Your objective: Would you pull out every line of the material that contains the string "icon"?

--- Supplied data ---

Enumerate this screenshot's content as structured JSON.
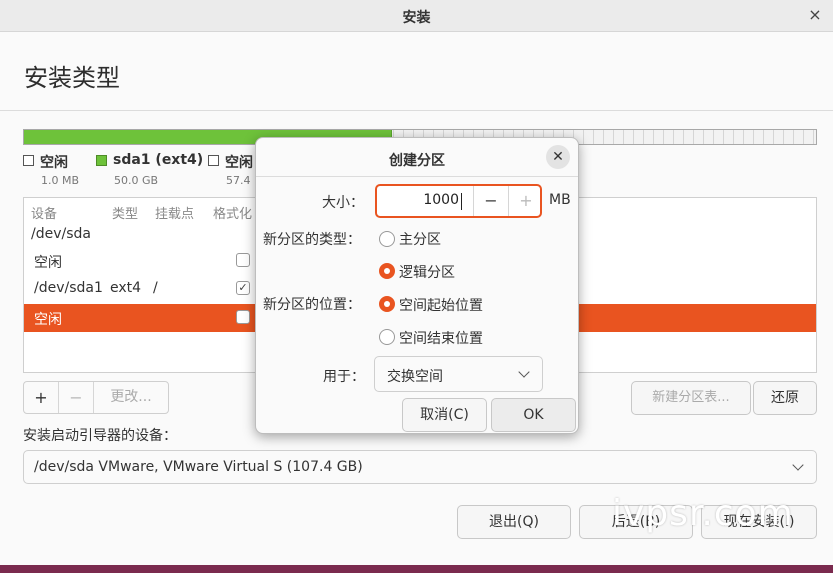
{
  "window": {
    "title": "安装",
    "close_glyph": "×"
  },
  "page": {
    "title": "安装类型"
  },
  "colors": {
    "accent": "#e95420",
    "partition_used": "#6ec23a"
  },
  "partition_bar": {
    "used_fraction": 0.465
  },
  "legend": [
    {
      "name": "空闲",
      "size": "1.0 MB",
      "swatch": "empty"
    },
    {
      "name": "sda1 (ext4)",
      "size": "50.0 GB",
      "swatch": "green"
    },
    {
      "name": "空闲",
      "size": "57.4",
      "swatch": "empty"
    }
  ],
  "table": {
    "headers": {
      "device": "设备",
      "type": "类型",
      "mount": "挂载点",
      "format": "格式化"
    },
    "rows": [
      {
        "device": "/dev/sda",
        "type": "",
        "mount": "",
        "format": null,
        "selected": false
      },
      {
        "device": "空闲",
        "type": "",
        "mount": "",
        "format": false,
        "selected": false
      },
      {
        "device": "/dev/sda1",
        "type": "ext4",
        "mount": "/",
        "format": true,
        "selected": false
      },
      {
        "device": "空闲",
        "type": "",
        "mount": "",
        "format": false,
        "selected": true
      }
    ]
  },
  "toolbar": {
    "add": "+",
    "remove": "−",
    "change": "更改..."
  },
  "buttons": {
    "new_table": "新建分区表...",
    "revert": "还原",
    "quit": "退出(Q)",
    "back": "后退(B)",
    "install_now": "现在安装(I)"
  },
  "boot": {
    "label": "安装启动引导器的设备：",
    "value": "/dev/sda   VMware, VMware Virtual S (107.4 GB)"
  },
  "dialog": {
    "title": "创建分区",
    "size_label": "大小：",
    "size_value": "1000",
    "size_unit": "MB",
    "minus": "−",
    "plus": "+",
    "type_label": "新分区的类型：",
    "type_primary": "主分区",
    "type_logical": "逻辑分区",
    "location_label": "新分区的位置：",
    "loc_start": "空间起始位置",
    "loc_end": "空间结束位置",
    "use_label": "用于：",
    "use_value": "交换空间",
    "cancel": "取消(C)",
    "ok": "OK"
  },
  "watermark": "ivpsr.com"
}
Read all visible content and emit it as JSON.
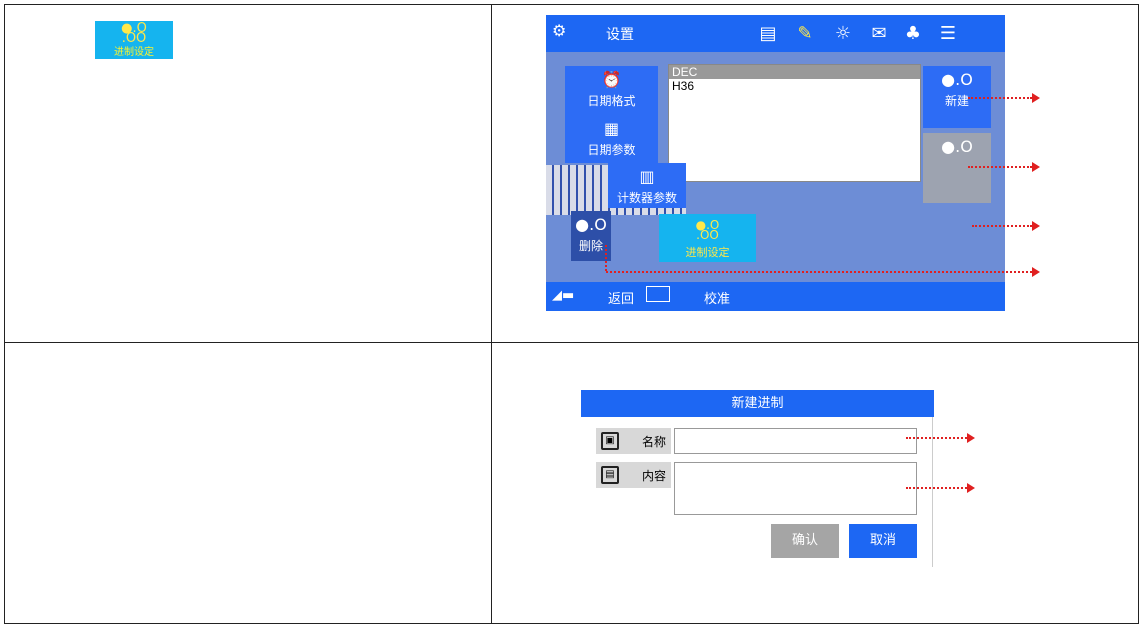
{
  "thumbnail": {
    "icon": "←.O\n.OO",
    "label": "进制设定"
  },
  "screen": {
    "title": "设置",
    "list_items": [
      "DEC",
      "H36"
    ],
    "left_buttons": [
      "日期格式",
      "日期参数",
      "计数器参数"
    ],
    "right_buttons": {
      "new": "新建",
      "delete_partial": "删除"
    },
    "overlay_label": "进制设定",
    "bottom": {
      "back": "返回",
      "calibrate": "校准"
    }
  },
  "dialog": {
    "title": "新建进制",
    "name_label": "名称",
    "content_label": "内容",
    "name_value": "",
    "content_value": "",
    "confirm": "确认",
    "cancel": "取消"
  },
  "colors": {
    "accent": "#1d67f3",
    "overlay": "#15b4ef",
    "arrow": "#e02020"
  }
}
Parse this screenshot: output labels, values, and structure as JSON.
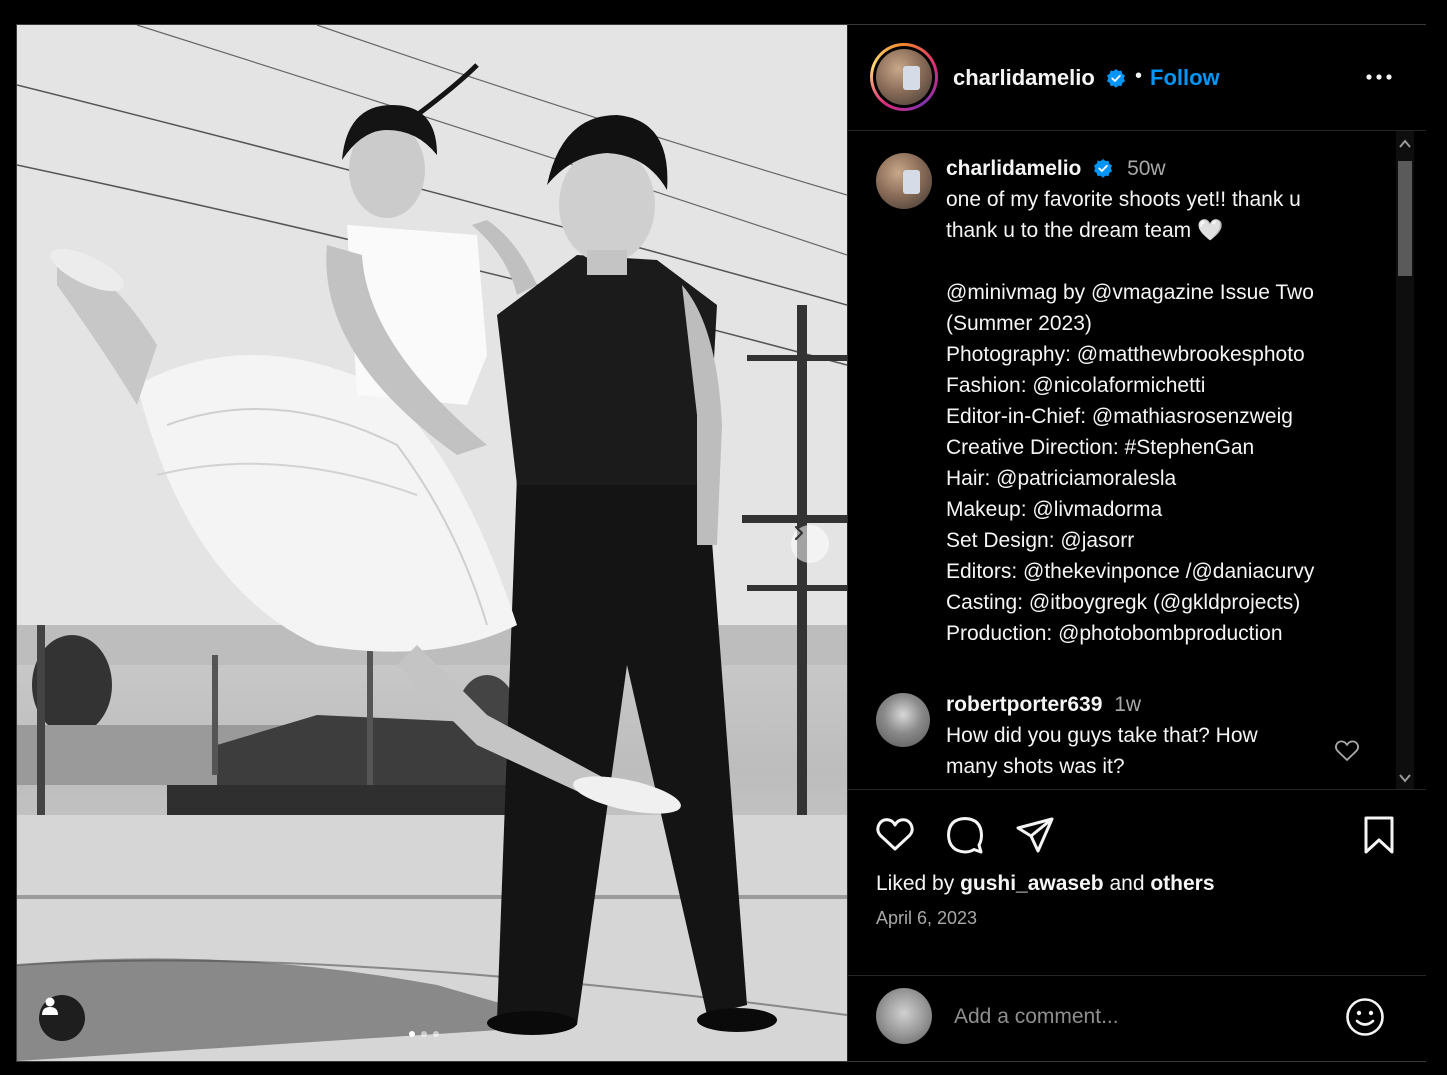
{
  "post": {
    "author": "charlidamelio",
    "follow_label": "Follow",
    "separator": "•",
    "more_icon": "more-horizontal-icon"
  },
  "caption": {
    "username": "charlidamelio",
    "time": "50w",
    "lines": [
      "one of my favorite shoots yet!! thank u",
      "thank u to the dream team 🤍",
      "",
      "@minivmag by @vmagazine Issue Two",
      "(Summer 2023)",
      "Photography: @matthewbrookesphoto",
      "Fashion: @nicolaformichetti",
      "Editor-in-Chief: @mathiasrosenzweig",
      "Creative Direction: #StephenGan",
      "Hair: @patriciamoralesla",
      "Makeup: @livmadorma",
      "Set Design: @jasorr",
      "Editors: @thekevinponce /@daniacurvy",
      "Casting: @itboygregk (@gkldprojects)",
      "Production: @photobombproduction"
    ]
  },
  "comments": [
    {
      "username": "robertporter639",
      "time": "1w",
      "text_lines": [
        "How did you guys take that? How",
        "many shots was it?"
      ]
    }
  ],
  "likes": {
    "prefix": "Liked by ",
    "user": "gushi_awaseb",
    "middle": " and ",
    "others": "others"
  },
  "date": "April 6, 2023",
  "comment_input": {
    "placeholder": "Add a comment..."
  },
  "carousel": {
    "current": 1,
    "total": 3
  },
  "colors": {
    "accent": "#0095f6",
    "background": "#000000",
    "muted": "#a8a8a8",
    "verified": "#0095f6"
  }
}
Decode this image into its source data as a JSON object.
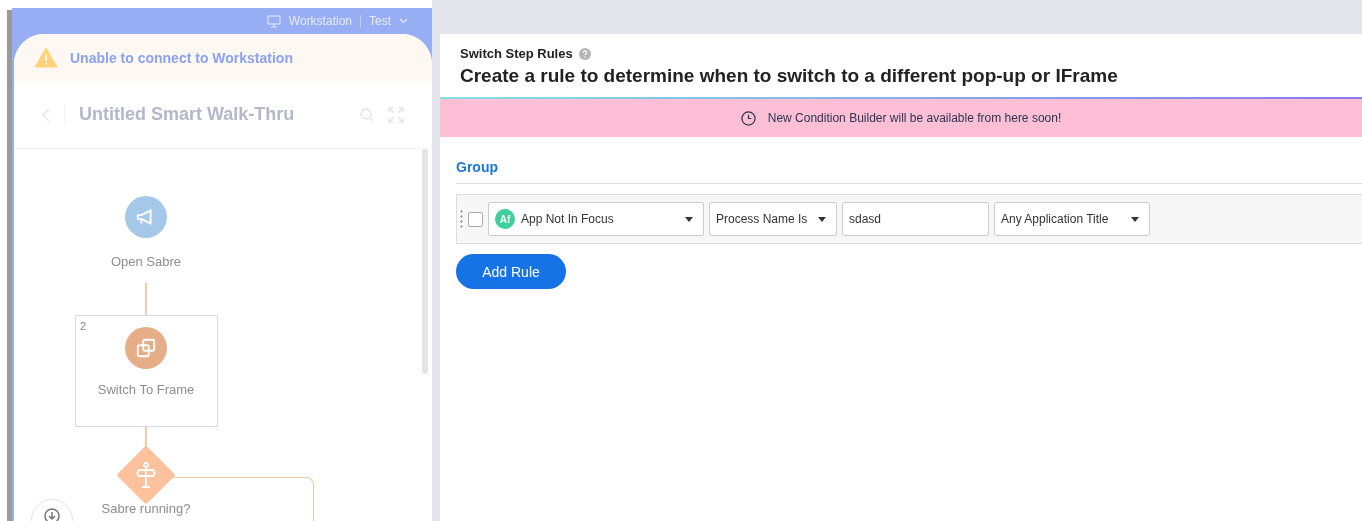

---

Answer to this exercise:
    "icon": "←.O\n.OO",
    "more_icon": "more-horizontal-icon"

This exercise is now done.